Second, we need to know what happens to our citizenship rights when we leave. The Good Law Project is hosting a petition to protect those rights. But it is also very possible that EU law gives us acquired rights.
Article 20 TFEU says that citizens of a Member State get EU citizenship rights. It also says our EU citizenship is additional to our national citizenship. But it doesn’t say whether, if you already have EU citizenship and your Member State ceases to be in the EU, you lose that EU citizenship.
Whether we do is a question of vital importance to the lives of British pensioners living in Spain or France. The rights of students studying in Dublin or Brussels. The precious rights we all enjoy to live and work freely throughout the EU.
Third, we say we need to know what happens to our membership of the European Economic Area if we leave the EU. The question whether we leave the single market was not posed on the ballot paper. The Conservative Party Manifesto promised to protect our future in the single market. There are a number of countries who are inside the single market but outside the EU. Even the United Kingdom Government is unsure of the status of the EEA.
Fourth, we all have a stake – but especially those who live there – in protecting the hard won gains of the Good Friday Agreement. The UK and Ireland came into the EU together and have never lived apart. What obligations lie upon the remaining Member States to protect those gains?
So what happens next?
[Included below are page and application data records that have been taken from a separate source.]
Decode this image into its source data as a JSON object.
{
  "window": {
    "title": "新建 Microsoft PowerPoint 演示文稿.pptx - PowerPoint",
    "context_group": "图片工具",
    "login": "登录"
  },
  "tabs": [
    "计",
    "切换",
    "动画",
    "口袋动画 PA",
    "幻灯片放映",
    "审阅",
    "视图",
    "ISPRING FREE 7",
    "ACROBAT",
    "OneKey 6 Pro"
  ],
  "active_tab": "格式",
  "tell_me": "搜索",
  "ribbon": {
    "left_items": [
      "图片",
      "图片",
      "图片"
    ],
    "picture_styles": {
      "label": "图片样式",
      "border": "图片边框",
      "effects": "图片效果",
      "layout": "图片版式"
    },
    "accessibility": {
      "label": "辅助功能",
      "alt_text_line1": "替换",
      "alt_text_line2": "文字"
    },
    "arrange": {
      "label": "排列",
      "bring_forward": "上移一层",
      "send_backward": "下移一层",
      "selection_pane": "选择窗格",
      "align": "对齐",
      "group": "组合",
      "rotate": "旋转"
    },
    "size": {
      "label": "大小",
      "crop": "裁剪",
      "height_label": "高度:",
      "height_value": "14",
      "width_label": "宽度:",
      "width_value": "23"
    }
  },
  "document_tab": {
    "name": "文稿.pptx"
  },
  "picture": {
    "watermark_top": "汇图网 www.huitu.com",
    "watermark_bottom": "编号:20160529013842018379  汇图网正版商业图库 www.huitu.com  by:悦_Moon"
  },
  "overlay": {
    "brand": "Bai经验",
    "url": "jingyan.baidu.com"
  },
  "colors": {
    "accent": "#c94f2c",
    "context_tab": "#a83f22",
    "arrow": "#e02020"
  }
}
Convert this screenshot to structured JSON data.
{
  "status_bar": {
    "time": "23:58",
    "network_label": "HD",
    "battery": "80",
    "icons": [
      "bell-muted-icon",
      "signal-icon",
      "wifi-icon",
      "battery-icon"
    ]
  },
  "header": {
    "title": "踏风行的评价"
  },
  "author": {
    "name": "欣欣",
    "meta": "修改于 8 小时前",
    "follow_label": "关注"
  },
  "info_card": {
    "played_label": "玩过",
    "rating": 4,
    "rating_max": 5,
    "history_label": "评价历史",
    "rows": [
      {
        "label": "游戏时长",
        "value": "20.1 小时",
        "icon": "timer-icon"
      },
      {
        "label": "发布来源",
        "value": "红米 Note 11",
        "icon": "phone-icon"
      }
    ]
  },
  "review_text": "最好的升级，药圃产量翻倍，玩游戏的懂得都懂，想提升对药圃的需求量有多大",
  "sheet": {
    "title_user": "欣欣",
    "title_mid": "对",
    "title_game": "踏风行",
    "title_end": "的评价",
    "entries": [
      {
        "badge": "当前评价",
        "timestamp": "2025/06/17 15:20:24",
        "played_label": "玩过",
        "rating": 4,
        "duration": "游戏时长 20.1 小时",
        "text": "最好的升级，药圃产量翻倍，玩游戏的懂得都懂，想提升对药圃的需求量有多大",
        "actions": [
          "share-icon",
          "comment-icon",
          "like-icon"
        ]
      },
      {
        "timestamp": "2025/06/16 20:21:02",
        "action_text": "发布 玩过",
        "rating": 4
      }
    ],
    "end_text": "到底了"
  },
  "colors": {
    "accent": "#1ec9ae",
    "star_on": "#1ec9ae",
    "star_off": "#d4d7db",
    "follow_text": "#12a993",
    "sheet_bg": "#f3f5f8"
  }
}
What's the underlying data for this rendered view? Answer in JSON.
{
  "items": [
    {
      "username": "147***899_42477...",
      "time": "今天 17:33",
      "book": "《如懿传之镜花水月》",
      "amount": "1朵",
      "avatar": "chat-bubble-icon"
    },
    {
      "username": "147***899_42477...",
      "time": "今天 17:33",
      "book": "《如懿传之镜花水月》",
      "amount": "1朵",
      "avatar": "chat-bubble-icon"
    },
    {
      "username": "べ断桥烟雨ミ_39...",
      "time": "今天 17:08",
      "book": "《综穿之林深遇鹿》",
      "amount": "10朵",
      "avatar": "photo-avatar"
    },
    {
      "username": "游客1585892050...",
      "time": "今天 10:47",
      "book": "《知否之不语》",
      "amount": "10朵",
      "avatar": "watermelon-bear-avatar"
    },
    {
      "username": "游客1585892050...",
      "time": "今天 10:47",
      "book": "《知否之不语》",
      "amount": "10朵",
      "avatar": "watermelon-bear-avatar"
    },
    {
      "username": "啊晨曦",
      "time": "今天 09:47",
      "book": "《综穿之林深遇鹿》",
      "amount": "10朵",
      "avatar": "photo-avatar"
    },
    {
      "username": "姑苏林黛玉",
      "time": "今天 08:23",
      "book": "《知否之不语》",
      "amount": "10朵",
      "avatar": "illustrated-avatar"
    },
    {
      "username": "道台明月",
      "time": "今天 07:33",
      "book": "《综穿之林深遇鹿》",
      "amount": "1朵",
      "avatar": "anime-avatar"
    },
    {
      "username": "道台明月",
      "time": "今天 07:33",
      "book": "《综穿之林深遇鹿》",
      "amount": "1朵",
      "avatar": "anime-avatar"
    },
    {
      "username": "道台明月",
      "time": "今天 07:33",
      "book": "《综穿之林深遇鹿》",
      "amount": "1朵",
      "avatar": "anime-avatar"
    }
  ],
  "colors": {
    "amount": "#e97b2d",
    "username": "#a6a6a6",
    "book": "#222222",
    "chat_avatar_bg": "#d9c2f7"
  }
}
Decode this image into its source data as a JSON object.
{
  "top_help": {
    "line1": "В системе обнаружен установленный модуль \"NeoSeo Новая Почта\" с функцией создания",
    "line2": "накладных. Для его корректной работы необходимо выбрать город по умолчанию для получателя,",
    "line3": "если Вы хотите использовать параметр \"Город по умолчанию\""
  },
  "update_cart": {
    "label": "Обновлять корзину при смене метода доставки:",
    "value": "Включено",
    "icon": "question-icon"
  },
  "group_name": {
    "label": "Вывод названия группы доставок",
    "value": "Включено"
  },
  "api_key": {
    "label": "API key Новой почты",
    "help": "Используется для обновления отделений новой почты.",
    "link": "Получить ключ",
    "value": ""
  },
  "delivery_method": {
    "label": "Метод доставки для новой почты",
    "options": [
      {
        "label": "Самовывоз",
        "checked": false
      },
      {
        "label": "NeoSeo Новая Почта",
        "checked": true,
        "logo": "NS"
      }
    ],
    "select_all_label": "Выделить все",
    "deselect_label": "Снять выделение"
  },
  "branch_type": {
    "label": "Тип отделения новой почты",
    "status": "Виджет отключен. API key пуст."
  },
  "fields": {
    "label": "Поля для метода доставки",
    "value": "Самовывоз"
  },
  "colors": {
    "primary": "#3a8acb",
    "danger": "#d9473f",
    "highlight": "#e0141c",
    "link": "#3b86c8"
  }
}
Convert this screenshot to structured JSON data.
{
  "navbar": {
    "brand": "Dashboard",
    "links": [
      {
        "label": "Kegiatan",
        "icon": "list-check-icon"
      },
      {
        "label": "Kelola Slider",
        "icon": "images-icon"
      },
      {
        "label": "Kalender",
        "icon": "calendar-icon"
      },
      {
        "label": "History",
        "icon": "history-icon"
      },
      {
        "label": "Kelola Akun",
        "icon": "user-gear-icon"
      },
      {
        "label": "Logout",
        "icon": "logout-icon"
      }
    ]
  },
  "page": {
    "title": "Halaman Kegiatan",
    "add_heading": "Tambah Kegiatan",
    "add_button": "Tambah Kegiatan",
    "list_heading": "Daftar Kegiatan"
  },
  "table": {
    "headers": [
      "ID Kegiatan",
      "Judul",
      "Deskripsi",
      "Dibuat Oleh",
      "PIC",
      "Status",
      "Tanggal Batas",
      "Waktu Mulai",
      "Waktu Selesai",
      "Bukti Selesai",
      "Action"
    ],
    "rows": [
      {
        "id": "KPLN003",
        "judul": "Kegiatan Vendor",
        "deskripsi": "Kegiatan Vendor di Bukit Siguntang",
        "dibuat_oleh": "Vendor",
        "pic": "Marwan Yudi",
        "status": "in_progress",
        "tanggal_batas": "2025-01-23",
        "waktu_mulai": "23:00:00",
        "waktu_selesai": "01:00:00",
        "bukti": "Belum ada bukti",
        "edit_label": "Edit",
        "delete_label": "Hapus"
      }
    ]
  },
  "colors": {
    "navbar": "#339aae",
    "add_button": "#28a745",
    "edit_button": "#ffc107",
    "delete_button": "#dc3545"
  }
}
We – myself and Steven Agnew (a Member of the Northern Ireland Assembly and the Green Party of Northern Ireland), Jonathan Bartley (the Co-Leader of the Green Party of England and Wales), and Keith Taylor (an MEP and member of the Green Party of England and Wales) – have further strengthened our legal team. We are represented by McGarr Solicitors, now instructing Ronan Lupton BL, Joseph Dalby SC and Martin Hayden SC.
We today served our written legal case on Ireland and its Attorney General. They will consider that case and have indicated a willingness to discuss the way forward. Given that a resolution of these issues is in everyone’s interests we hope and expect that these discussions will be productive. We hope and expect to be able to announce that they are.
On Monday we will serve a ‘motion’ requesting an urgent directions hearing. That motion contains a draft of the questions we will ask the High Court in Dublin to refer to the Court of Justice in Luxembourg. We will publish that motion on the website of the Good Law Project along with a hearing window for the motion. Sign up here for updates. It is possible, depending on the stance of the Irish Government, that a reference could be made at that directions hearing.
If the case gets to the Court of Justice – I expect it to but there can be no guarantees – then we will ask for an expedited hearing. Eleanor Sharpston, the United Kingdom’s Advocate General at the Court, has indicated a hearing would take four to eight months. However, it is also possible that a hearing could take even less time. This case, for example, took two and a half months from the date of reference to the date of decision.
Barring major headwinds it should be possible to have answers to these question by late Autumn.
Jolyon Maugham QC
Director, Good Law Project.